Advanced Search
Select up to three search categories and corresponding keywords using the fields to the right. Refer to the Help section for more detailed instructions.

Search our Collections & Repository

All these words:

For very narrow results

This exact word or phrase:

When looking for a specific result

Any of these words:

Best used for discovery & interchangable words

None of these words:

Recommended to be used in conjunction with other fields

Language:

Dates

Publication Date Range:

to

Document Data

Title:

Document Type:

Library

Collection:

Series:

People

Author:

Help
Clear All

Add terms to the query box

Query box

Help
Clear All
i

Evaluation of noise barriers.

Filetype[PDF-3.11 MB]


  • English

  • Details:

    • Publication/ Report Number:
    • Resource Type:
    • Geographical Coverage:
    • OCLC Number:
      191852592
    • Abstract:
      Noise measurements were taken at six barrier sites: two wooden, two metal, and one concrete barrier were studied; the sixth site had no barrier and was studied to determine the ground effect. The approach was to determine insertion losses by taking simultaneous measurements behind the barrier at different elevations over the same point. In this procedure, when the uppermost-microphone is clearly in the line of sight of the traffic, the difference between the level for the uppermost microphone and the level for one of the lower microphones is the insertion loss at the height of the lower microphone. For the measurements, three microphones were positioned at different heights on a 9.1-m (30-ft) pole and a fourth microphone (with its own support) was placed 1.5 m (5 ft) above ground level. Unfortunately, with the microphones so arranged, the uppermost microphone was in line of sight of only the measurement sites close to the barriers. Thus many of the values derived from the analysis of the data must be viewed as differential insertion losses. Both predicted and measured noise levels behind the barriers were compared, and the results led to the conclusion that the barriers were performing as they should be expected to. The principal recommendation that could be made, considering the rather limited scope of this study, was that no policy decisions should be made that would eliminate the use of any material or construction technique on the basis of its performance.
    • Format:
    • Main Document Checksum:
    • File Type:

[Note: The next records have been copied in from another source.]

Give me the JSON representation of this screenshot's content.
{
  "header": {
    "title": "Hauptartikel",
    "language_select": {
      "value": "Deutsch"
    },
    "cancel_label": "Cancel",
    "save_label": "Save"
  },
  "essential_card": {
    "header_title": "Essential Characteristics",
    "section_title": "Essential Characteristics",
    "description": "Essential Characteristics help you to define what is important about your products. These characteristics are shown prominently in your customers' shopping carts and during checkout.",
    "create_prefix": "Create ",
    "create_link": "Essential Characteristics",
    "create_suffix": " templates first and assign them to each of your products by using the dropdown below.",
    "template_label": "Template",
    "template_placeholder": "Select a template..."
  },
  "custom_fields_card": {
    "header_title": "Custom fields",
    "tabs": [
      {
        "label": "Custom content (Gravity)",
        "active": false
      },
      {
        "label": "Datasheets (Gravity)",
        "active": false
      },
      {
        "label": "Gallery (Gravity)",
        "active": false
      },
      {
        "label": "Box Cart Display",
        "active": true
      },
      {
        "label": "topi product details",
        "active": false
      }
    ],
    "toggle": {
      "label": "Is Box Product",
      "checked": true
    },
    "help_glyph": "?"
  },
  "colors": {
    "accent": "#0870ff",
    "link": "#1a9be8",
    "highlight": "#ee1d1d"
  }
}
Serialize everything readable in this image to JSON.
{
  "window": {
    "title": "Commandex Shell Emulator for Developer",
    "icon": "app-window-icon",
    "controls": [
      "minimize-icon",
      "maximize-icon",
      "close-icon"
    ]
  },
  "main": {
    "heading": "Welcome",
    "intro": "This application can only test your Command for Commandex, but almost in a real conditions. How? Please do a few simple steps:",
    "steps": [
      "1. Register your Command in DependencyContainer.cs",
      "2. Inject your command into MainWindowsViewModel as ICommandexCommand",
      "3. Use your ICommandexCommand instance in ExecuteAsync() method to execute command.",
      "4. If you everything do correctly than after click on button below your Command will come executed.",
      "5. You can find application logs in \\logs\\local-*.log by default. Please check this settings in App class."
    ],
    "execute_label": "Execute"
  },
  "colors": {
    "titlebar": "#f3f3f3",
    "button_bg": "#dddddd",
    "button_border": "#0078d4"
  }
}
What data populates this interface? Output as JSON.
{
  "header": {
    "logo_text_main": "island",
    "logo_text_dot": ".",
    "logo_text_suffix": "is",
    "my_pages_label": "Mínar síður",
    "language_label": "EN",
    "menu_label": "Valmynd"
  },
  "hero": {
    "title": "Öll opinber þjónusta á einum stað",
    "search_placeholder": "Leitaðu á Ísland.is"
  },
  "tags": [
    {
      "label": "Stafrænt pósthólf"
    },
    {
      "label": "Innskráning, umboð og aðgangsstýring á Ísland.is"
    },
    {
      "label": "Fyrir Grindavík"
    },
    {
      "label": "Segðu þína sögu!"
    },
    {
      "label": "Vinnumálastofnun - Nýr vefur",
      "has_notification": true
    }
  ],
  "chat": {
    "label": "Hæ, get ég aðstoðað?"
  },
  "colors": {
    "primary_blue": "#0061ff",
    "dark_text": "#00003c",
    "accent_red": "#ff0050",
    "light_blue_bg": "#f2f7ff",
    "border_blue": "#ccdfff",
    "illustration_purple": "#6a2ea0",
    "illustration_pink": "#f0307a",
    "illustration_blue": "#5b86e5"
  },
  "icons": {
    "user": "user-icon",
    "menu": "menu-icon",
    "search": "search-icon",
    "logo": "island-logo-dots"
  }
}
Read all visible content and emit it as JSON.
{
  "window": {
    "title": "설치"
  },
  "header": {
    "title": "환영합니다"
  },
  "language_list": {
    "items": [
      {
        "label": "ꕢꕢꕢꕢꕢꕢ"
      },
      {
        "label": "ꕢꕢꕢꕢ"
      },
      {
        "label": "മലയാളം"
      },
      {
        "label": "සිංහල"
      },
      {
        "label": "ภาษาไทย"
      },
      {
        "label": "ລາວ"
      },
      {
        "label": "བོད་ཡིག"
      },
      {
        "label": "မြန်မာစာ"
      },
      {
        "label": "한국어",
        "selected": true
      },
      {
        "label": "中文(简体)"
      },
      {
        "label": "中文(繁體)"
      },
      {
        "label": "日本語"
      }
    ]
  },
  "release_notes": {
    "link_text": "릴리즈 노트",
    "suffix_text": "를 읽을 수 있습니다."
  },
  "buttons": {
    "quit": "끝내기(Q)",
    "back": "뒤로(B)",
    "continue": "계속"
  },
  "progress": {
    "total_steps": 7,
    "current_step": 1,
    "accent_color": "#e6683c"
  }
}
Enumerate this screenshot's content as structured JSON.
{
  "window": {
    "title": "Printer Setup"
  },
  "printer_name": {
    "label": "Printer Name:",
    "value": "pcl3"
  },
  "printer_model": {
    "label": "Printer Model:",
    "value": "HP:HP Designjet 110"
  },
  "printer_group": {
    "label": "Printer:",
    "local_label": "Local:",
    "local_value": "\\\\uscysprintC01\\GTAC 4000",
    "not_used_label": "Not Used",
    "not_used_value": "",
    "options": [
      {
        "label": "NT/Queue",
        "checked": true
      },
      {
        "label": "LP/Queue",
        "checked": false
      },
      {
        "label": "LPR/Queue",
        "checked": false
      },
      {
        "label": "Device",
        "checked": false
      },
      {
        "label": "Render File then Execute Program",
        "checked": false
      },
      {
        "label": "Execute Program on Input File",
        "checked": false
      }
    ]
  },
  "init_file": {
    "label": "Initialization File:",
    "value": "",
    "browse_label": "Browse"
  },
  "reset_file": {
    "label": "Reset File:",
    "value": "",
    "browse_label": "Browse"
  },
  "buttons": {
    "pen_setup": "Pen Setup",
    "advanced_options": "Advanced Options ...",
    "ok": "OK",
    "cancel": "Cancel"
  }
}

    Supporting Files

    • No Additional Files

    More +

    You May Also Like

    Checkout today's featured content at rosap.ntl.bts.gov

    Version 3.18